The journey hasn’t been easy. It’s sometimes scary, but I know I’m not alone. Jesus Christ is always with me; He strengthens me in the times I feel hopeless. I’m not scared to speak about His love to His people. I’ve come to learn that we’re a family, and all of us have a purpose for our lives.
Pastor Irene Mwanje and Mrs. Helen Kalemera (two of my mentors) helped me understand that we need to help one another find the purpose of our lives. Aunt Helen keeps reminding me that I cannot sustain my relationship with God unless I speak to Him and listen to His voice through His word.
God has led me to different places to spread His love. I had an opportunity to do an internship with Watoto Child Care Ministries, a Christian program that rescues and raises Ugandan orphans. After that internship, I volunteered in children’s church before joining the sponsorship department at Watoto again as a volunteer.

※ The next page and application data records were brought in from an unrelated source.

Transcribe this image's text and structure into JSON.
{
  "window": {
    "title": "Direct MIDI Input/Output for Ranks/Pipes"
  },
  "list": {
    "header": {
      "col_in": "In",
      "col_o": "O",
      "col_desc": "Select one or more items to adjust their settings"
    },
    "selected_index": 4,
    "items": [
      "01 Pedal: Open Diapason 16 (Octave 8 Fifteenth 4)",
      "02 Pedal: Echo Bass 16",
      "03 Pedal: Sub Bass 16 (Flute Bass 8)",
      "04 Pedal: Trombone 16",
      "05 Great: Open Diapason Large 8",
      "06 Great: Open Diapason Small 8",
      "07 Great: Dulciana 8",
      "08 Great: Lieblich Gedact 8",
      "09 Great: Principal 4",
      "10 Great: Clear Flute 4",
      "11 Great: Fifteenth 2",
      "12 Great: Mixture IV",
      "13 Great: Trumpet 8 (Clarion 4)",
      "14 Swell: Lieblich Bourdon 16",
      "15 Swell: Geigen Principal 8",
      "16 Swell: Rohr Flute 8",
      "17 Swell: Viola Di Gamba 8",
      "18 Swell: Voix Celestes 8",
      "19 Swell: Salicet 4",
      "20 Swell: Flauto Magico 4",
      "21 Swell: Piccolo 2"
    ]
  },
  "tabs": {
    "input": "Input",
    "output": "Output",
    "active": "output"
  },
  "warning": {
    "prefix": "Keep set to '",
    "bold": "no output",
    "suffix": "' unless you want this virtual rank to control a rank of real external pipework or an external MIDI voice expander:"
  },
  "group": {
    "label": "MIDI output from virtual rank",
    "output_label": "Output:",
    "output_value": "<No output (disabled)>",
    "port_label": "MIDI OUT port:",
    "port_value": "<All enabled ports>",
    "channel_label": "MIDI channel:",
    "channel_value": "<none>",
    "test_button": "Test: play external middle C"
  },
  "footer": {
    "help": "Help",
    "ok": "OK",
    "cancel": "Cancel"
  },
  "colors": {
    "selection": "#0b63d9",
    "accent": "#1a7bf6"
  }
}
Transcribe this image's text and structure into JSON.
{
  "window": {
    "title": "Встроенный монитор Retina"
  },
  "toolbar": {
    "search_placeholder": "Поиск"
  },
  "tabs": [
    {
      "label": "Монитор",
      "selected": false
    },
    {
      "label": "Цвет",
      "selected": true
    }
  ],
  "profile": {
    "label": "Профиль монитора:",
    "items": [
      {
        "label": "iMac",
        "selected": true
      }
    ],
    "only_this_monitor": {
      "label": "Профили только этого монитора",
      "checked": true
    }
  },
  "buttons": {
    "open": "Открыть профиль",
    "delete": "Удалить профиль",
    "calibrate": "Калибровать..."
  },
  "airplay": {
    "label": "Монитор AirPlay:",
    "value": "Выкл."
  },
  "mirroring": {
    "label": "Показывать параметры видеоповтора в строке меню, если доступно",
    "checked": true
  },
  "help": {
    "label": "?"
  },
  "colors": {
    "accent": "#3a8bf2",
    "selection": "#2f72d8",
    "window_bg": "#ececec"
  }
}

In October 2015, I was blessed to volunteer with the Children’s Heart Project in the screening process in Gulu Hospital, and in November and December, I worked as a temporary staff member. I helped in the coordination of the December Heart Camp and I co-facilitated a group of little ones. On the second day of camp during the lesson time, I saw God work in the lives of the children as they yearned to experience His love. All five children in my group surrendered their lives to Jesus Christ. Glory to His Name!
It’s beautiful to witness the love of Jesus in His beautiful work with Children’s Heart Project families and staff members. Working with Watoto Child Care Ministries and the Children’s Heart Project has been such a blessing to see lives change through the sharing of the love of Jesus Christ. Praise His Name!
At the end of the year 2015, the position of a Children’s Heart Project officer was advertised; I applied but didn’t get the job after the interviews. As I continued to trust God for a job, God gave me a sign that He is faithful. On January 20, 2016, I graduated with an upper second class degree in Bachelor of Arts in Social Development.
God opened a door for me, and I got a job with Comtel Integrators Africa under Stanbic Bank where I work as a quality assessment officer. I bless the Name of the Lord because He alone has walked with me in this journey!
I’m undergoing discipleship training with other young adult beneficiaries of the Children’s Heart Project. It’s a great opportunity for me to learn more about God and understand His will for my life. At the end of the training, I expect to grow in Christ, be transformed in the Word, and apply it in my life.